—To identify specific communication behaviors associated with malpractice history in primary care physicians and surgeons.
—Comparison of communication behaviors of "claims" vs "no-claims" physicians using audiotapes of 10 routine office visits per physician.
—One hundred twenty-four physician offices in Oregon and Colorado.
—Fifty-nine primary care physicians (general internists and family practitioners) and 65 general and orthopedic surgeons and their patients. Physicians were classified into no-claims or claims (≥2 lifetime claims) groups based on insurance company records and were stratified by years in practice and specialty.
Main Outcome Measures.
—Audiotape analysis using the Roter Interaction Analysis System.
—Significant differences in communication behaviors of no-claims and claims physicians were identified in primary care physicians but not in surgeons. Compared with claims primary care physicians, no-claims primary care physicians used more statements of orientation (educating patients about what to expect and the flow of a visit), laughed and used humor more, and tended to use more facilitation (soliciting patients' opinions, checking understanding, and encouraging patients to talk). No-claims primary care physicians spent longer in routine visits than claims primary care physicians (mean, 18.3 vs 15.0 minutes), and the length of the visit had an independent effect in predicting claims status. The multivariable model for primary care improved the prediction of claims status by 57% above chance (90% confidence interval, 33%-73%). Multivariable models did not significantly improve prediction of claims status for surgeons.

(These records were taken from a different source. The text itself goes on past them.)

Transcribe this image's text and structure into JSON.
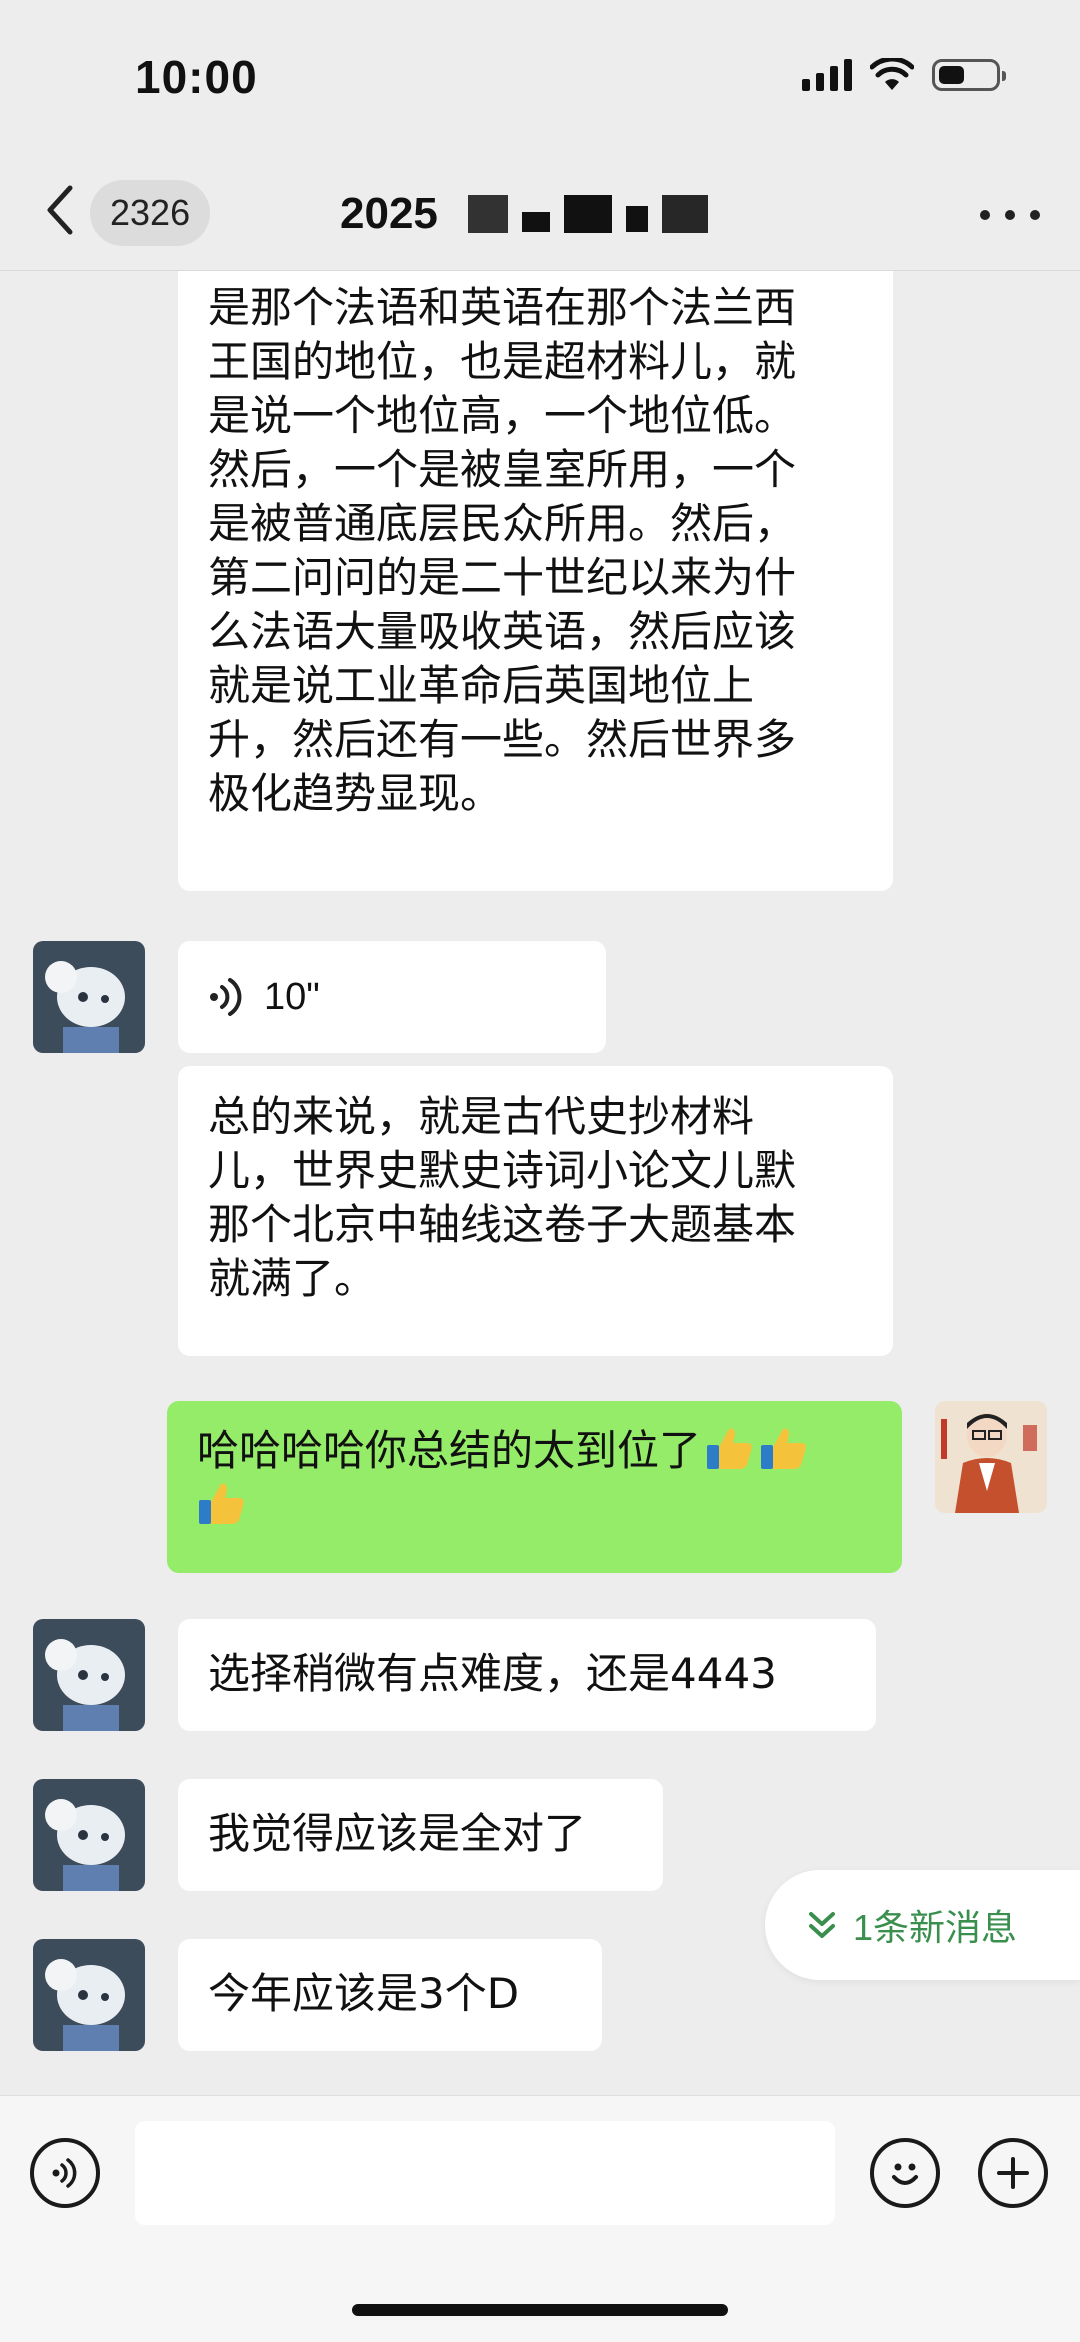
{
  "status_bar": {
    "time": "10:00",
    "icons": [
      "signal-icon",
      "wifi-icon",
      "battery-icon"
    ]
  },
  "nav": {
    "back_icon": "chevron-left-icon",
    "unread_count": "2326",
    "title_visible": "2025",
    "more_icon": "more-icon"
  },
  "messages": [
    {
      "side": "left",
      "type": "text",
      "text": "是那个法语和英语在那个法兰西\n王国的地位，也是超材料儿，就\n是说一个地位高，一个地位低。\n然后，一个是被皇室所用，一个\n是被普通底层民众所用。然后，\n第二问问的是二十世纪以来为什\n么法语大量吸收英语，然后应该\n就是说工业革命后英国地位上\n升，然后还有一些。然后世界多\n极化趋势显现。"
    },
    {
      "side": "left",
      "type": "voice",
      "duration": "10\""
    },
    {
      "side": "left",
      "type": "text",
      "text": "总的来说，就是古代史抄材料\n儿，世界史默史诗词小论文儿默\n那个北京中轴线这卷子大题基本\n就满了。"
    },
    {
      "side": "right",
      "type": "text",
      "text": "哈哈哈哈你总结的太到位了",
      "emoji": [
        "thumbs-up",
        "thumbs-up",
        "thumbs-up"
      ]
    },
    {
      "side": "left",
      "type": "text",
      "text": "选择稍微有点难度，还是4443"
    },
    {
      "side": "left",
      "type": "text",
      "text": "我觉得应该是全对了"
    },
    {
      "side": "left",
      "type": "text",
      "text": "今年应该是3个D"
    }
  ],
  "new_messages_pill": {
    "label": "1条新消息",
    "icon": "double-chevron-down-icon"
  },
  "input_bar": {
    "voice_icon": "voice-input-icon",
    "placeholder": "",
    "emoji_icon": "emoji-icon",
    "plus_icon": "plus-icon"
  },
  "colors": {
    "background": "#ededed",
    "bubble_in": "#ffffff",
    "bubble_out": "#95ec69",
    "accent_green": "#3a8f4e"
  }
}
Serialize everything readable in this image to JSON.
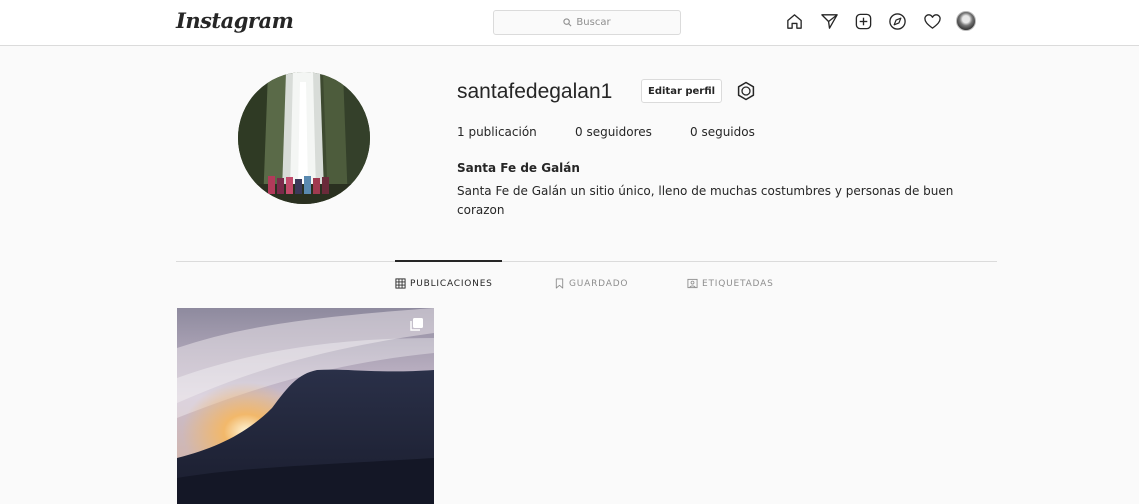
{
  "header": {
    "logo": "Instagram",
    "search_placeholder": "Buscar",
    "icons": [
      "home-icon",
      "direct-icon",
      "new-post-icon",
      "explore-icon",
      "activity-icon",
      "profile-avatar"
    ]
  },
  "profile": {
    "username": "santafedegalan1",
    "edit_label": "Editar perfil",
    "stats": {
      "posts": "1 publicación",
      "followers": "0 seguidores",
      "following": "0 seguidos"
    },
    "full_name": "Santa Fe de Galán",
    "bio": "Santa Fe de Galán un sitio único, lleno de muchas costumbres y personas de buen corazon"
  },
  "tabs": [
    {
      "label": "PUBLICACIONES",
      "active": true
    },
    {
      "label": "GUARDADO",
      "active": false
    },
    {
      "label": "ETIQUETADAS",
      "active": false
    }
  ],
  "colors": {
    "text": "#262626",
    "muted": "#8e8e8e",
    "border": "#dbdbdb",
    "background": "#fafafa"
  }
}
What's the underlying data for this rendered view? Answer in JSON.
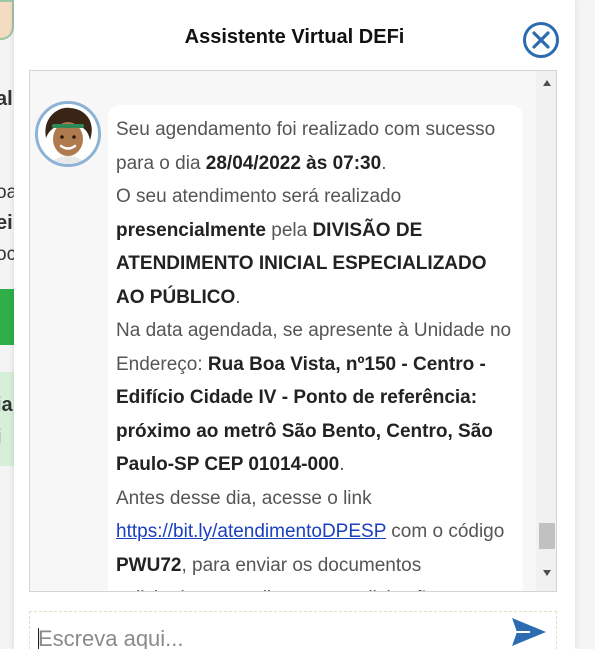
{
  "background_page": {
    "fragments": [
      "al",
      "oa",
      "ei",
      "oc",
      "ia",
      "i"
    ]
  },
  "chat": {
    "title": "Assistente Virtual DEFi",
    "message": {
      "p1_a": "Seu agendamento foi realizado com sucesso para o dia ",
      "p1_date": "28/04/2022 às 07:30",
      "p1_end": ".",
      "p2_a": "O seu atendimento será realizado ",
      "p2_mode": "presencialmente",
      "p2_b": " pela ",
      "p2_division": "DIVISÃO DE ATENDIMENTO INICIAL ESPECIALIZADO AO PÚBLICO",
      "p2_end": ".",
      "p3_a": "Na data agendada, se apresente à Unidade no Endereço: ",
      "p3_address": "Rua Boa Vista, nº150 - Centro - Edifício Cidade IV - Ponto de referência: próximo ao metrô São Bento, Centro, São Paulo-SP CEP 01014-000",
      "p3_end": ".",
      "p4_a": "Antes desse dia, acesse o link ",
      "p4_link": "https://bit.ly/atendimentoDPESP",
      "p4_b": " com o código ",
      "p4_code": "PWU72",
      "p4_c": ", para enviar os documentos solicitados e atualizar suas solicitações."
    },
    "input": {
      "placeholder": "Escreva aqui..."
    },
    "colors": {
      "accent": "#2b6cb0",
      "link": "#1a3fbf",
      "avatar_border": "#8cb2d6"
    },
    "icons": {
      "close": "close-icon",
      "send": "send-icon",
      "scroll_up": "scroll-up-icon",
      "scroll_down": "scroll-down-icon"
    }
  }
}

—Routine physician-patient communication differs in primary care physicians with vs without prior malpractice claims. In contrast, the study did not find communication behaviors to distinguish between claims vs no-claims surgeons. The study identifies specific and teachable communication behaviors associated with fewer malpractice claims for primary care physicians. Physicians can use these findings as they seek to improve communication and decrease malpractice risk. Malpractice insurers can use this information to guide malpractice risk prevention and education for primary care physicians but should not assume that it is appropriate to teach similar behaviors to other specialty groups.